**Task item**
When a line in the entries below contains the word "görüntüleme", copy that line.

**Available data**
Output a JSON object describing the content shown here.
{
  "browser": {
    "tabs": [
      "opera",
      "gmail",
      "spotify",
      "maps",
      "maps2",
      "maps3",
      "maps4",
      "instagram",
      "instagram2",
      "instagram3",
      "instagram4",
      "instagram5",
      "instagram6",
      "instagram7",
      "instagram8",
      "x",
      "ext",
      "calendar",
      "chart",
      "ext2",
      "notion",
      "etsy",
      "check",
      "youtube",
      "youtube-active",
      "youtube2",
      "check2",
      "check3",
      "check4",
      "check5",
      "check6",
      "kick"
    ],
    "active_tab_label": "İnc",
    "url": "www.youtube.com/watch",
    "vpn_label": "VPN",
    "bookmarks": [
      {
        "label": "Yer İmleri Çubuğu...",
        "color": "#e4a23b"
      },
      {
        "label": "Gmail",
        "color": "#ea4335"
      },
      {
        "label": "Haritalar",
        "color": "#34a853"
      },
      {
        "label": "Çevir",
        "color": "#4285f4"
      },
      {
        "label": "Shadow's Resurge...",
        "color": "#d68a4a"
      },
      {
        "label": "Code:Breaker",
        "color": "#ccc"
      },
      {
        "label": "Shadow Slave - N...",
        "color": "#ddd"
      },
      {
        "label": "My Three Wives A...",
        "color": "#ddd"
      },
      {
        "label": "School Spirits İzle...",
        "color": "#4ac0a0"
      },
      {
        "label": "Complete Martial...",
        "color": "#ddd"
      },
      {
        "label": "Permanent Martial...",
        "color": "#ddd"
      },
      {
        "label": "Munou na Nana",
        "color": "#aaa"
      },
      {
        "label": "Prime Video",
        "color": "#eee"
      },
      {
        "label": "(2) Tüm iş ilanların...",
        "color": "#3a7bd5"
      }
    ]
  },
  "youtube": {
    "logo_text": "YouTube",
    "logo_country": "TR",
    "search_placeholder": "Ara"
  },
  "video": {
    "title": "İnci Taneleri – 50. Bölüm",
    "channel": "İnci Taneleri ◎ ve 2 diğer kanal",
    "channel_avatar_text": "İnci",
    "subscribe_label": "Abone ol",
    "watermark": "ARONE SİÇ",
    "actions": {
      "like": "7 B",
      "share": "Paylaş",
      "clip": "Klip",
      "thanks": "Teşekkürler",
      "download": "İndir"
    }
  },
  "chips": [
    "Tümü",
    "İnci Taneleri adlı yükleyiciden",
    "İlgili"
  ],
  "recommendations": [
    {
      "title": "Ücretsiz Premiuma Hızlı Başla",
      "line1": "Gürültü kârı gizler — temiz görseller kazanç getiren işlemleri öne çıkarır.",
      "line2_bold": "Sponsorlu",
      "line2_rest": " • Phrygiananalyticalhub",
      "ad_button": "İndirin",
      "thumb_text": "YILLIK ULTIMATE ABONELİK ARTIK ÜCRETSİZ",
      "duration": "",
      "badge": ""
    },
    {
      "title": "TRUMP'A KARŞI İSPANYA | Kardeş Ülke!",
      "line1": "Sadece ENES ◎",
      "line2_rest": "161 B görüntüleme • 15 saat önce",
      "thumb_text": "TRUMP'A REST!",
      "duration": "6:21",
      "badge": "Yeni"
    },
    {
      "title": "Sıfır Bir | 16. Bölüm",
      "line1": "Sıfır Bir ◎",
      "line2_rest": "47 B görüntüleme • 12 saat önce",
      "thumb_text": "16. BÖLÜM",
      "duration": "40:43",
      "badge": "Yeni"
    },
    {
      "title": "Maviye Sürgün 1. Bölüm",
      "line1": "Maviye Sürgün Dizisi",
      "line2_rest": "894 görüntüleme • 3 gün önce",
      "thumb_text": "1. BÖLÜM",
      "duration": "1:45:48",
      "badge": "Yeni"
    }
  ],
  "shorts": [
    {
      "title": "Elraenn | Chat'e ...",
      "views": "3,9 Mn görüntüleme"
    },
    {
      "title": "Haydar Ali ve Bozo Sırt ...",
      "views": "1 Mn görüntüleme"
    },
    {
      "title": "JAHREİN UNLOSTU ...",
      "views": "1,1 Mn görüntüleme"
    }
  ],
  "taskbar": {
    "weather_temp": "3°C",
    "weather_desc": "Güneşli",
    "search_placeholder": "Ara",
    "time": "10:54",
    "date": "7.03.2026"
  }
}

**Finished exercise**
      "line2_rest": "161 B görüntüleme • 15 saat önce",
      "line2_rest": "47 B görüntüleme • 12 saat önce",
      "line2_rest": "894 görüntüleme • 3 gün önce",
      "views": "3,9 Mn görüntüleme"
      "views": "1 Mn görüntüleme"
      "views": "1,1 Mn görüntüleme"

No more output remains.